→ **WORK TASK**:
Look for "JSON" in each line of the entries, and return the matching lines.

→ **INFORMATION**:
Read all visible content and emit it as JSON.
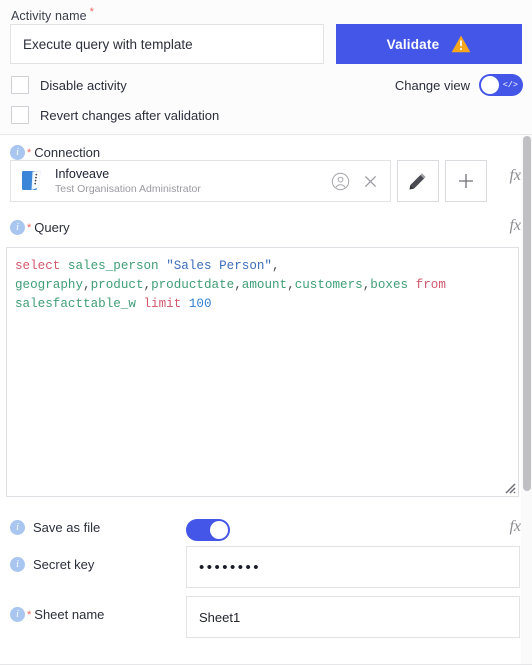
{
  "header": {
    "activity_label": "Activity name",
    "required_mark": "*",
    "activity_value": "Execute query with template",
    "activity_placeholder": "Activity name",
    "validate_label": "Validate",
    "warning_icon": "warning-triangle-icon",
    "checkboxes": [
      {
        "label": "Disable activity",
        "checked": false
      },
      {
        "label": "Revert changes after validation",
        "checked": false
      }
    ],
    "change_view_label": "Change view",
    "change_view_on": true,
    "change_view_icon": "</>"
  },
  "connection": {
    "label": "Connection",
    "required_mark": "*",
    "info_icon": "i",
    "name": "Infoveave",
    "subtitle": "Test Organisation Administrator",
    "account_icon": "user-circle-icon",
    "clear_icon": "close-icon",
    "edit_icon": "pencil-icon",
    "add_icon": "plus-icon",
    "fx_label": "fx"
  },
  "query": {
    "label": "Query",
    "required_mark": "*",
    "info_icon": "i",
    "fx_label": "fx",
    "text": "select sales_person \"Sales Person\",\ngeography,product,productdate,amount,customers,boxes from\nsalesfacttable_w limit 100",
    "tokens": [
      {
        "t": "select",
        "c": "kw"
      },
      {
        "t": " ",
        "c": "pun"
      },
      {
        "t": "sales_person",
        "c": "idn"
      },
      {
        "t": " ",
        "c": "pun"
      },
      {
        "t": "\"Sales Person\"",
        "c": "str"
      },
      {
        "t": ",",
        "c": "pun"
      },
      {
        "t": "\n",
        "c": "pun"
      },
      {
        "t": "geography",
        "c": "idn"
      },
      {
        "t": ",",
        "c": "pun"
      },
      {
        "t": "product",
        "c": "idn"
      },
      {
        "t": ",",
        "c": "pun"
      },
      {
        "t": "productdate",
        "c": "idn"
      },
      {
        "t": ",",
        "c": "pun"
      },
      {
        "t": "amount",
        "c": "idn"
      },
      {
        "t": ",",
        "c": "pun"
      },
      {
        "t": "customers",
        "c": "idn"
      },
      {
        "t": ",",
        "c": "pun"
      },
      {
        "t": "boxes",
        "c": "idn"
      },
      {
        "t": " ",
        "c": "pun"
      },
      {
        "t": "from",
        "c": "kw"
      },
      {
        "t": "\n",
        "c": "pun"
      },
      {
        "t": "salesfacttable_w",
        "c": "idn"
      },
      {
        "t": " ",
        "c": "pun"
      },
      {
        "t": "limit",
        "c": "kw"
      },
      {
        "t": " ",
        "c": "pun"
      },
      {
        "t": "100",
        "c": "num"
      }
    ]
  },
  "fields": {
    "save_as_file": {
      "label": "Save as file",
      "info_icon": "i",
      "enabled": true,
      "fx_label": "fx"
    },
    "secret_key": {
      "label": "Secret key",
      "info_icon": "i",
      "value": "••••••••",
      "placeholder": "Secret key"
    },
    "sheet_name": {
      "label": "Sheet name",
      "required_mark": "*",
      "info_icon": "i",
      "value": "Sheet1",
      "placeholder": "Sheet name"
    }
  },
  "colors": {
    "accent": "#4456e8",
    "warning": "#f7a71c",
    "required": "#f2655c",
    "info": "#a9c6f0",
    "keyword": "#d2586d",
    "identifier": "#3f9e75",
    "string": "#3d6fba",
    "number": "#2f7fd1"
  }
}
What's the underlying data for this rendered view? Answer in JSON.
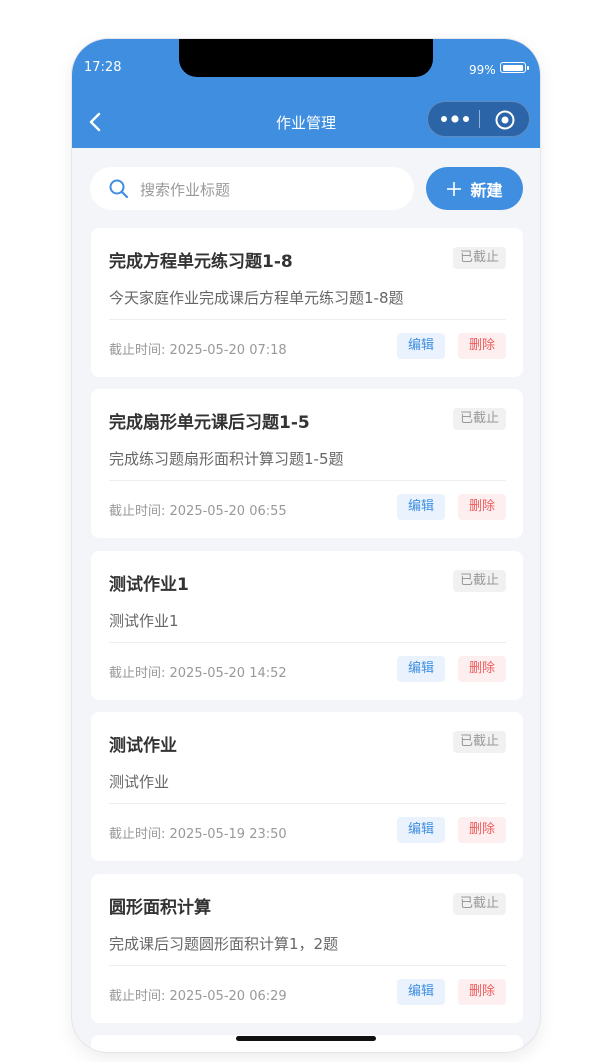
{
  "status_bar": {
    "time": "17:28",
    "battery_percent": "99%",
    "battery_level": 0.99
  },
  "nav": {
    "title": "作业管理",
    "back_icon": "chevron-left-icon",
    "menu_icon": "more-dots-icon",
    "close_icon": "target-circle-icon"
  },
  "search": {
    "placeholder": "搜索作业标题",
    "value": "",
    "icon": "search-icon"
  },
  "new_button": {
    "label": "新建",
    "icon": "plus-icon"
  },
  "homework_list": [
    {
      "title": "完成方程单元练习题1-8",
      "status": "已截止",
      "description": "今天家庭作业完成课后方程单元练习题1-8题",
      "deadline": "截止时间: 2025-05-20 07:18",
      "edit_label": "编辑",
      "delete_label": "删除"
    },
    {
      "title": "完成扇形单元课后习题1-5",
      "status": "已截止",
      "description": "完成练习题扇形面积计算习题1-5题",
      "deadline": "截止时间: 2025-05-20 06:55",
      "edit_label": "编辑",
      "delete_label": "删除"
    },
    {
      "title": "测试作业1",
      "status": "已截止",
      "description": "测试作业1",
      "deadline": "截止时间: 2025-05-20 14:52",
      "edit_label": "编辑",
      "delete_label": "删除"
    },
    {
      "title": "测试作业",
      "status": "已截止",
      "description": "测试作业",
      "deadline": "截止时间: 2025-05-19 23:50",
      "edit_label": "编辑",
      "delete_label": "删除"
    },
    {
      "title": "圆形面积计算",
      "status": "已截止",
      "description": "完成课后习题圆形面积计算1，2题",
      "deadline": "截止时间: 2025-05-20 06:29",
      "edit_label": "编辑",
      "delete_label": "删除"
    }
  ],
  "colors": {
    "primary": "#3f8ee0",
    "background": "#f4f5f9",
    "edit_bg": "#eaf3fd",
    "delete_text": "#f05a5a",
    "delete_bg": "#fdeff0"
  }
}
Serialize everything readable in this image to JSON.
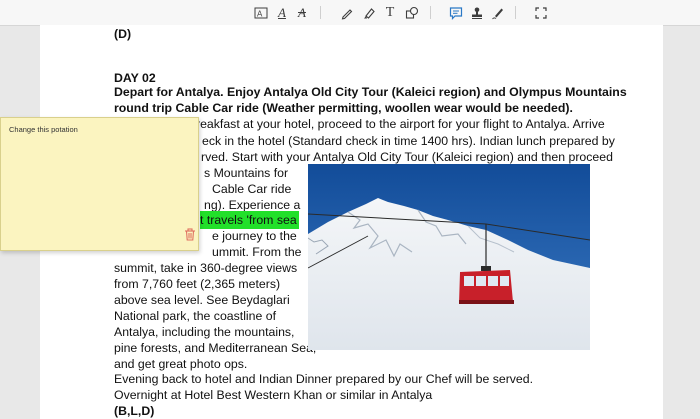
{
  "toolbar": {
    "icons": [
      "text-box-icon",
      "text-style-icon",
      "strikethrough-icon",
      "pen-icon",
      "highlighter-icon",
      "text-icon",
      "shapes-icon",
      "note-icon",
      "stamp-icon",
      "signature-icon",
      "crop-icon"
    ],
    "text_style_glyph": "A",
    "strike_glyph": "A",
    "text_glyph": "T"
  },
  "document": {
    "top_code": "(D)",
    "day_heading": "DAY 02",
    "bold_line_1": "Depart for Antalya. Enjoy Antalya Old City Tour (Kaleici region) and Olympus Mountains",
    "bold_line_2": "round trip Cable Car ride (Weather permitting, woollen wear would be needed).",
    "line_3": "reakfast at your hotel, proceed to the airport for your flight to Antalya. Arrive",
    "line_4": "eck in the hotel (Standard check in time 1400 hrs). Indian lunch prepared by",
    "line_5": "rved. Start with your Antalya Old City Tour (Kaleici region) and then proceed",
    "col_1": "s Mountains for",
    "col_2": "Cable Car ride",
    "col_3": "ng). Experience a",
    "col_4_highlight": "t travels 'from sea",
    "col_5": "e journey to the",
    "col_6": "ummit. From the",
    "col_7": "summit, take in 360-degree views",
    "col_8": "from 7,760 feet (2,365 meters)",
    "col_9": "above sea level. See Beydaglari",
    "col_10": "National park, the coastline of",
    "col_11": "Antalya, including the mountains,",
    "col_12": "pine forests, and Mediterranean Sea,",
    "col_13": "and get great photo ops.",
    "line_evening": "Evening back to hotel and Indian Dinner prepared by our Chef will be served.",
    "line_overnight": "Overnight at Hotel Best Western Khan or similar in Antalya",
    "bottom_code": "(B,L,D)"
  },
  "note": {
    "text": "Change this potation",
    "trash_icon": "trash-icon"
  },
  "photo": {
    "subject": "cable-car-over-snowy-mountain",
    "sky_color": "#1f5fae",
    "car_color": "#c8202a"
  },
  "colors": {
    "highlight": "#22e02a",
    "note_bg": "#fbf4c0",
    "accent": "#2a78c6"
  }
}
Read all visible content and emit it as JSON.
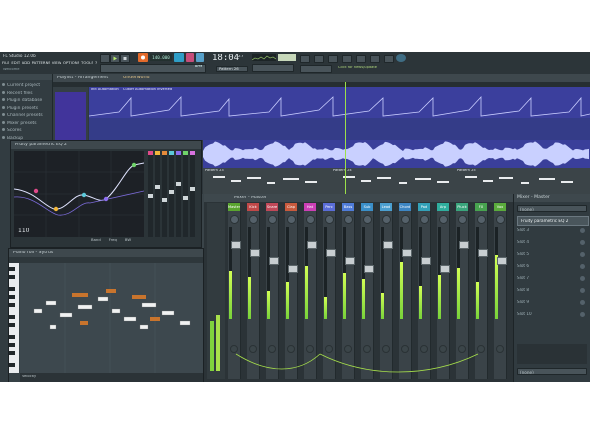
{
  "topbar": {
    "menu": [
      "FILE",
      "EDIT",
      "ADD",
      "PATTERNS",
      "VIEW",
      "OPTIONS",
      "TOOLS",
      "?"
    ],
    "project_title": "FL Studio 12.0b",
    "hint": "Welcome",
    "tempo_display": "140.000",
    "time_display": "18:04",
    "time_sub": "27",
    "pattern_label": "Pattern 26",
    "online_text": "Click for news/update"
  },
  "browser": {
    "items": [
      "Current project",
      "Recent files",
      "Plugin database",
      "Plugin presets",
      "Channel presets",
      "Mixer presets",
      "Scores",
      "Backup",
      "Clipboard files",
      "Collected",
      "Envelopes",
      "IL shared data",
      "Impulses",
      "Misc",
      "Packs",
      "Project bones",
      "Projects",
      "Recorded",
      "Rendered",
      "Sliced beats",
      "Soundfonts",
      "Speech",
      "User"
    ]
  },
  "playlist": {
    "title": "Playlist - Arrangement",
    "breadcrumb": "Underworld",
    "automation_clip_1": "Init Automation",
    "automation_clip_2": "Cutoff Automation Inverted",
    "pattern_label_1": "Pattern 23",
    "pattern_label_2": "Pattern 24",
    "pattern_label_3": "Pattern 25"
  },
  "eq": {
    "title": "Fruity parametric EQ 2",
    "readout": "110",
    "bottom_labels": [
      "Band",
      "Freq",
      "BW"
    ]
  },
  "pianoroll": {
    "title": "Piano roll - Sytrus",
    "subtitle": "Velocity",
    "keyboard_label": "C5"
  },
  "mixer": {
    "title": "Mixer - Master",
    "channels": [
      {
        "name": "Master",
        "color": "#5aa52f"
      },
      {
        "name": "Kick",
        "color": "#c04848"
      },
      {
        "name": "Snare",
        "color": "#c04858"
      },
      {
        "name": "Clap",
        "color": "#c95a3d"
      },
      {
        "name": "Hat",
        "color": "#cc3fb6"
      },
      {
        "name": "Perc",
        "color": "#5a6dd8"
      },
      {
        "name": "Bass",
        "color": "#4f7cd9"
      },
      {
        "name": "Sub",
        "color": "#3a8fc9"
      },
      {
        "name": "Lead",
        "color": "#4b9fd0"
      },
      {
        "name": "Chord",
        "color": "#3d86c4"
      },
      {
        "name": "Pad",
        "color": "#33a1b8"
      },
      {
        "name": "Arp",
        "color": "#2fae9e"
      },
      {
        "name": "Pluck",
        "color": "#3aa57c"
      },
      {
        "name": "FX",
        "color": "#47a34f"
      },
      {
        "name": "Vox",
        "color": "#5aab3c"
      },
      {
        "name": "Ins 16",
        "color": "#6fb237"
      }
    ],
    "levels": [
      0.52,
      0.46,
      0.3,
      0.4,
      0.58,
      0.24,
      0.5,
      0.44,
      0.28,
      0.62,
      0.36,
      0.48,
      0.55,
      0.4,
      0.7,
      0.42
    ]
  },
  "inspector": {
    "title": "Mixer - Master",
    "preset": "(none)",
    "effect_1": "Fruity parametric EQ 2",
    "slots": [
      "Slot 3",
      "Slot 4",
      "Slot 5",
      "Slot 6",
      "Slot 7",
      "Slot 8",
      "Slot 9",
      "Slot 10"
    ],
    "footer": "(none)"
  },
  "colors": {
    "accent_green": "#a7e04b",
    "playlist_blue": "#3b3f9d",
    "waveform": "#c9d0ff",
    "eq_bg": "#1d2126"
  }
}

→ **REPLY TO THE EXERCISE**:
Read all visible content and emit it as JSON.
What's the underlying data for this rendered view? Answer in JSON.
Serialize everything readable in this image to JSON.
Read all visible content and emit it as JSON.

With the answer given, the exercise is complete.